Rights work can be time-consuming and tedious. Basile at WNET said he sometimes finds himself “pulling 50-year-old files on onionskin out of basement filing cabinets” to research copyright. One staffer works full-time on rights and clearances; employees in the archive department help locate recordings that may even be stored at the Library of Congress.
Stock-footage deals can be “a very labor-intensive endeavor,” said Alison Smith, WGBH’s associate director of stock sales and licensing and an ACSIL board member. “Often, lots of rights research has to be done to license. There can be layers of third-party rights. You need to have good documentation, and you can’t license if don’t have the correct paperwork.” The Boston station runs two archival websites: Open Vault, which presents historic content mainly for researchers and educators; and another site focusing on sales of footage, images and still images.
But White sees “the entanglement of rights” as “the red herring of the footage world.”
“So many archival sales are done every year throughout the world without any issue,” he said. “What scares people is the threat of litigation. But that really is the exception.”

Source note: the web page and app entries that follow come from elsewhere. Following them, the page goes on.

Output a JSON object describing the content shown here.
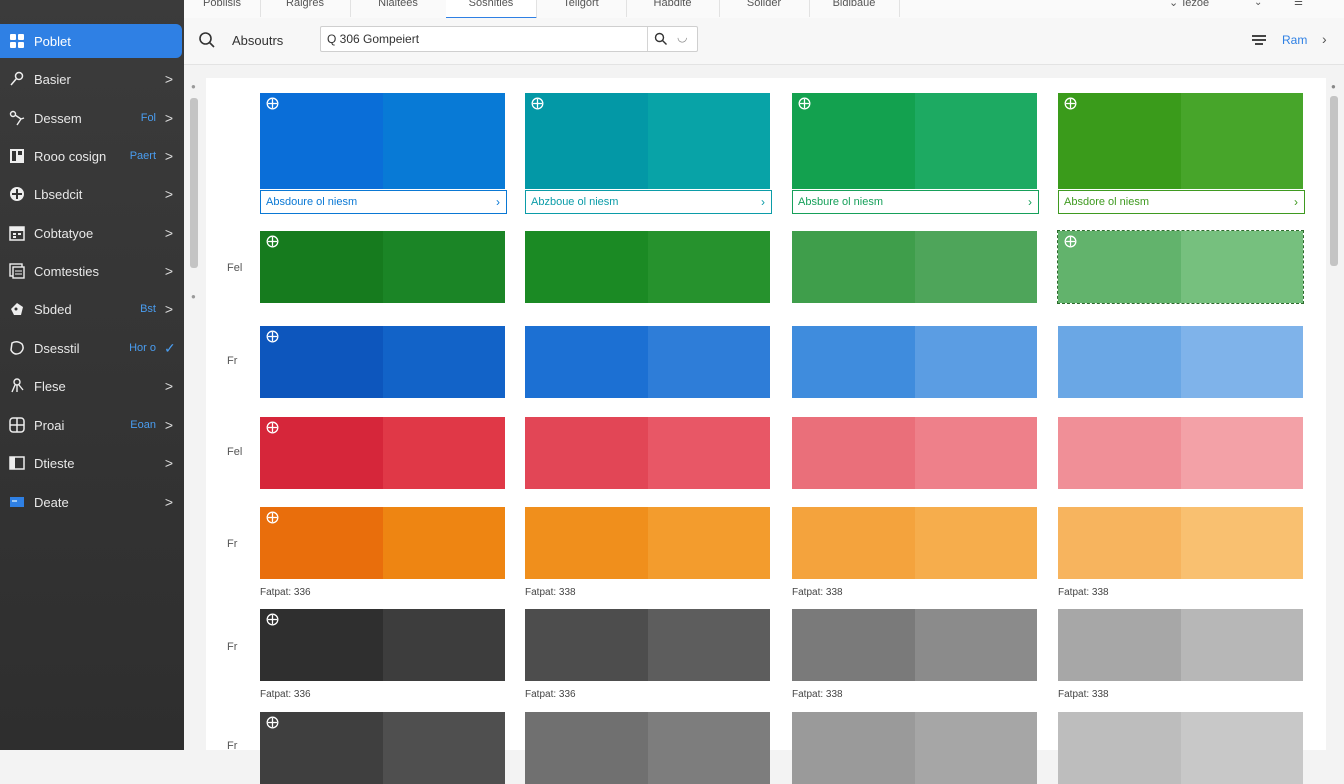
{
  "tabs": [
    "Poblisis",
    "Raigres",
    "Nialtees",
    "Soshities",
    "Teilgort",
    "Habdite",
    "Solider",
    "Bidibaue"
  ],
  "tab_right": {
    "label": "Iezoe"
  },
  "sidebar": {
    "items": [
      {
        "label": "Poblet",
        "icon": "grid-icon",
        "badge": "",
        "chevron": "",
        "active": true
      },
      {
        "label": "Basier",
        "icon": "pin-icon",
        "badge": "",
        "chevron": ">"
      },
      {
        "label": "Dessem",
        "icon": "node-icon",
        "badge": "Fol",
        "chevron": ">"
      },
      {
        "label": "Rooo cosign",
        "icon": "layout-icon",
        "badge": "Paert",
        "chevron": ">"
      },
      {
        "label": "Lbsedcit",
        "icon": "add-circle-icon",
        "badge": "",
        "chevron": ">"
      },
      {
        "label": "Cobtatyoe",
        "icon": "calendar-icon",
        "badge": "",
        "chevron": ">"
      },
      {
        "label": "Comtesties",
        "icon": "document-icon",
        "badge": "",
        "chevron": ">"
      },
      {
        "label": "Sbded",
        "icon": "palette-icon",
        "badge": "Bst",
        "chevron": ">"
      },
      {
        "label": "Dsesstil",
        "icon": "shape-icon",
        "badge": "Hor o",
        "chevron": "✓"
      },
      {
        "label": "Flese",
        "icon": "hierarchy-icon",
        "badge": "",
        "chevron": ">"
      },
      {
        "label": "Proai",
        "icon": "globe-icon",
        "badge": "Eoan",
        "chevron": ">"
      },
      {
        "label": "Dtieste",
        "icon": "folder-icon",
        "badge": "",
        "chevron": ">"
      },
      {
        "label": "Deate",
        "icon": "window-icon",
        "badge": "",
        "chevron": ">"
      }
    ]
  },
  "toolbar": {
    "label": "Absoutrs",
    "search_value": "Q 306 Gompeiert",
    "right_label": "Ram"
  },
  "palette": {
    "first_row_labels": [
      "Absdoure ol niesm",
      "Abzboue ol niesm",
      "Absbure ol niesm",
      "Absdore ol niesm"
    ],
    "label_colors": [
      "#0a78d4",
      "#0b9ca8",
      "#16a05a",
      "#3f9a20"
    ],
    "row_marks": [
      "Fel",
      "Fr",
      "Fel",
      "Fr",
      "Fr",
      "Fr"
    ],
    "captions_orange": [
      "Fatpat: 336",
      "Fatpat: 338",
      "Fatpat: 338",
      "Fatpat: 338"
    ],
    "captions_gray": [
      "Fatpat: 336",
      "Fatpat: 336",
      "Fatpat: 338",
      "Fatpat: 338"
    ],
    "rows": [
      [
        [
          "#0a6ed8",
          "#087ad6"
        ],
        [
          "#0398a6",
          "#08a3a7"
        ],
        [
          "#13a14f",
          "#1daa62"
        ],
        [
          "#3a9b1b",
          "#47a52a"
        ]
      ],
      [
        [
          "#167b1e",
          "#1b8526"
        ],
        [
          "#1b8a24",
          "#26922d"
        ],
        [
          "#3f9e4b",
          "#4ea55a"
        ],
        [
          "#62b36c",
          "#76c07e"
        ]
      ],
      [
        [
          "#0d56bd",
          "#1263c8"
        ],
        [
          "#1c70d3",
          "#2e7dd8"
        ],
        [
          "#3f8cdd",
          "#5b9de3"
        ],
        [
          "#6aa7e5",
          "#7fb3ea"
        ]
      ],
      [
        [
          "#d6263a",
          "#e03847"
        ],
        [
          "#e24656",
          "#e85766"
        ],
        [
          "#ea6f7a",
          "#ee808a"
        ],
        [
          "#f08f97",
          "#f3a1a7"
        ]
      ],
      [
        [
          "#e96e0c",
          "#ee8512"
        ],
        [
          "#f08f1c",
          "#f39c2d"
        ],
        [
          "#f4a33d",
          "#f6ad4c"
        ],
        [
          "#f7b45e",
          "#f9c070"
        ]
      ],
      [
        [
          "#2f2f2f",
          "#3d3d3d"
        ],
        [
          "#4d4d4d",
          "#5d5d5d"
        ],
        [
          "#7a7a7a",
          "#8b8b8b"
        ],
        [
          "#a7a7a7",
          "#b7b7b7"
        ]
      ],
      [
        [
          "#3f3f3f",
          "#4f4f4f"
        ],
        [
          "#707070",
          "#7d7d7d"
        ],
        [
          "#9a9a9a",
          "#a6a6a6"
        ],
        [
          "#bdbdbd",
          "#c8c8c8"
        ]
      ]
    ]
  }
}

While the producing station needs to stand behind its copyrighted footage, White said, it’s not responsible for clearing all the rights that may be associated with it. The clients who are purchasing the footage must take on that additional legwork.

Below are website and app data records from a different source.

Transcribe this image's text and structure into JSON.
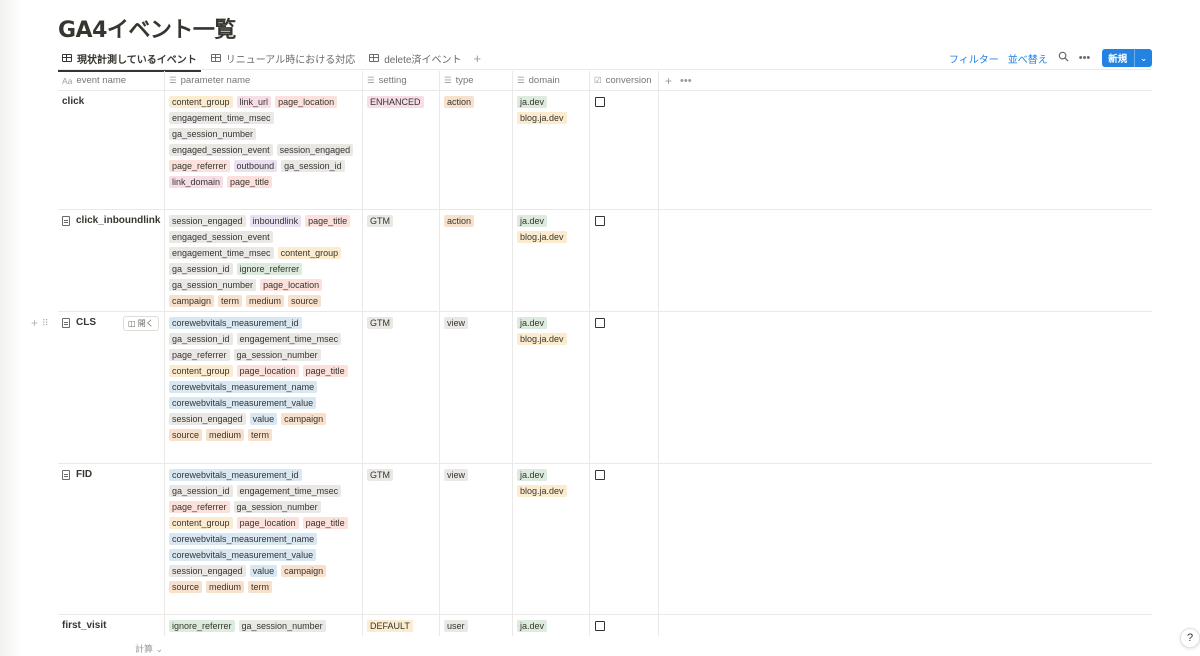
{
  "page": {
    "title": "GA4イベント一覧"
  },
  "views": {
    "tabs": [
      {
        "label": "現状計測しているイベント",
        "active": true
      },
      {
        "label": "リニューアル時における対応",
        "active": false
      },
      {
        "label": "delete済イベント",
        "active": false
      }
    ],
    "add_label": "+"
  },
  "toolbar": {
    "filter_label": "フィルター",
    "sort_label": "並べ替え",
    "search_icon": "search-icon",
    "more_icon": "more-icon",
    "new_label": "新規",
    "new_drop": "⌄"
  },
  "columns": [
    {
      "key": "event",
      "label": "event name",
      "icon": "Aa"
    },
    {
      "key": "param",
      "label": "parameter name",
      "icon": "☰"
    },
    {
      "key": "setting",
      "label": "setting",
      "icon": "☰"
    },
    {
      "key": "type",
      "label": "type",
      "icon": "☰"
    },
    {
      "key": "domain",
      "label": "domain",
      "icon": "☰"
    },
    {
      "key": "conv",
      "label": "conversion",
      "icon": "☑"
    }
  ],
  "tag_colors": {
    "yellow": "#fbecd0",
    "pink": "#f6dde7",
    "red": "#fbe0dc",
    "gray": "#e9e8e5",
    "purple": "#e9e0f2",
    "blue": "#d8e7f2",
    "green": "#dcebdd",
    "orange": "#f8e1cc",
    "brown": "#efe2d8"
  },
  "rows": [
    {
      "name": "click",
      "doc_icon": false,
      "params": [
        [
          "content_group",
          "yellow"
        ],
        [
          "link_url",
          "pink"
        ],
        [
          "page_location",
          "red"
        ],
        [
          "engagement_time_msec",
          "gray"
        ],
        [
          "ga_session_number",
          "gray"
        ],
        [
          "engaged_session_event",
          "gray"
        ],
        [
          "session_engaged",
          "gray"
        ],
        [
          "page_referrer",
          "red"
        ],
        [
          "outbound",
          "purple"
        ],
        [
          "ga_session_id",
          "gray"
        ],
        [
          "link_domain",
          "pink"
        ],
        [
          "page_title",
          "red"
        ]
      ],
      "setting": [
        [
          "ENHANCED",
          "pink"
        ]
      ],
      "type": [
        [
          "action",
          "orange"
        ]
      ],
      "domain": [
        [
          "ja.dev",
          "green"
        ],
        [
          "blog.ja.dev",
          "yellow"
        ]
      ],
      "conversion": false
    },
    {
      "name": "click_inboundlink",
      "doc_icon": true,
      "params": [
        [
          "session_engaged",
          "gray"
        ],
        [
          "inboundlink",
          "purple"
        ],
        [
          "page_title",
          "red"
        ],
        [
          "engaged_session_event",
          "gray"
        ],
        [
          "engagement_time_msec",
          "gray"
        ],
        [
          "content_group",
          "yellow"
        ],
        [
          "ga_session_id",
          "gray"
        ],
        [
          "ignore_referrer",
          "green"
        ],
        [
          "ga_session_number",
          "gray"
        ],
        [
          "page_location",
          "red"
        ],
        [
          "campaign",
          "orange"
        ],
        [
          "term",
          "orange"
        ],
        [
          "medium",
          "orange"
        ],
        [
          "source",
          "orange"
        ]
      ],
      "setting": [
        [
          "GTM",
          "gray"
        ]
      ],
      "type": [
        [
          "action",
          "orange"
        ]
      ],
      "domain": [
        [
          "ja.dev",
          "green"
        ],
        [
          "blog.ja.dev",
          "yellow"
        ]
      ],
      "conversion": false
    },
    {
      "name": "CLS",
      "doc_icon": true,
      "hover": true,
      "open_label": "◫ 開く",
      "params": [
        [
          "corewebvitals_measurement_id",
          "blue"
        ],
        [
          "ga_session_id",
          "gray"
        ],
        [
          "engagement_time_msec",
          "gray"
        ],
        [
          "page_referrer",
          "gray"
        ],
        [
          "ga_session_number",
          "gray"
        ],
        [
          "content_group",
          "yellow"
        ],
        [
          "page_location",
          "red"
        ],
        [
          "page_title",
          "red"
        ],
        [
          "corewebvitals_measurement_name",
          "blue"
        ],
        [
          "corewebvitals_measurement_value",
          "blue"
        ],
        [
          "session_engaged",
          "gray"
        ],
        [
          "value",
          "blue"
        ],
        [
          "campaign",
          "orange"
        ],
        [
          "source",
          "orange"
        ],
        [
          "medium",
          "orange"
        ],
        [
          "term",
          "orange"
        ]
      ],
      "setting": [
        [
          "GTM",
          "gray"
        ]
      ],
      "type": [
        [
          "view",
          "gray"
        ]
      ],
      "domain": [
        [
          "ja.dev",
          "green"
        ],
        [
          "blog.ja.dev",
          "yellow"
        ]
      ],
      "conversion": false
    },
    {
      "name": "FID",
      "doc_icon": true,
      "params": [
        [
          "corewebvitals_measurement_id",
          "blue"
        ],
        [
          "ga_session_id",
          "gray"
        ],
        [
          "engagement_time_msec",
          "gray"
        ],
        [
          "page_referrer",
          "red"
        ],
        [
          "ga_session_number",
          "gray"
        ],
        [
          "content_group",
          "yellow"
        ],
        [
          "page_location",
          "red"
        ],
        [
          "page_title",
          "red"
        ],
        [
          "corewebvitals_measurement_name",
          "blue"
        ],
        [
          "corewebvitals_measurement_value",
          "blue"
        ],
        [
          "session_engaged",
          "gray"
        ],
        [
          "value",
          "blue"
        ],
        [
          "campaign",
          "orange"
        ],
        [
          "source",
          "orange"
        ],
        [
          "medium",
          "orange"
        ],
        [
          "term",
          "orange"
        ]
      ],
      "setting": [
        [
          "GTM",
          "gray"
        ]
      ],
      "type": [
        [
          "view",
          "gray"
        ]
      ],
      "domain": [
        [
          "ja.dev",
          "green"
        ],
        [
          "blog.ja.dev",
          "yellow"
        ]
      ],
      "conversion": false
    },
    {
      "name": "first_visit",
      "doc_icon": false,
      "params": [
        [
          "ignore_referrer",
          "green"
        ],
        [
          "ga_session_number",
          "gray"
        ]
      ],
      "setting": [
        [
          "DEFAULT",
          "yellow"
        ]
      ],
      "type": [
        [
          "user",
          "gray"
        ]
      ],
      "domain": [
        [
          "ja.dev",
          "green"
        ]
      ],
      "conversion": false
    }
  ],
  "footer": {
    "calc_label": "計算 ⌄",
    "help_label": "?"
  }
}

“This is known as ‘rights managed’ material, meaning that there may be a need for clients to secure additional clearances,” he said. “There is, naturally, a large community of rights and clearance specialists who can help secure additional rights for the clients.”
WNET follows that industry standard, Basile said. If WNET had footage of a ballet performance that a producer needs, the station would hold a copyright, but the client would be responsible to clear usage with other potential rights-holders, such as the music composer. “The onus is on the user,” he said.
“First steps into the marketplace”
Despite the challenges, top producing stations such as WNET are focusing on the future of the growing footage marketplace. The New York station used to provide a simple placeholder website with contact information; now it’s populated with sizzle reels of natural history, dance, music and African-American content.
The station also “has some business deals germinating,” Basile said. Partners are interested in paying for digitization of 2-inch quad videotapes in exchange for a share of future footage sales.
WTTW went the other direction: It recently shut down its footage site in favor of a simple contact page.
“Since we’ve taken it down, we actually license more,” Halpern said. Clients interact more with WTTW staffers instead of searching online. Halpern and WTTW’s archivist help producers brainstorm and often come up with ideas for content that the client hadn’t thought of.
The station is also representing other content producers, acting as an agent and promoting their material. The estate of a Chicago photographer active in the 1920s and ’30s recently shared his footage, complete with scenes of horse-drawn carriages. WTTW licensed some of that content to the HBO show Boardwalk Empire.
WGBH is starting a redesign of its stock-footage sales website and hopes to relaunch this fall, Smith said. It will have an updated design, more content and additional information about how to access the station’s digital and non-digitized content.
“I’m very bullish on stock footage,” said WNET’s Basile. “Public media needs to demonstrate proof of concept before we can get into this whole hog. We’ll take these first steps into the marketplace and, we hope, show a return on investment. That’s the game plan.”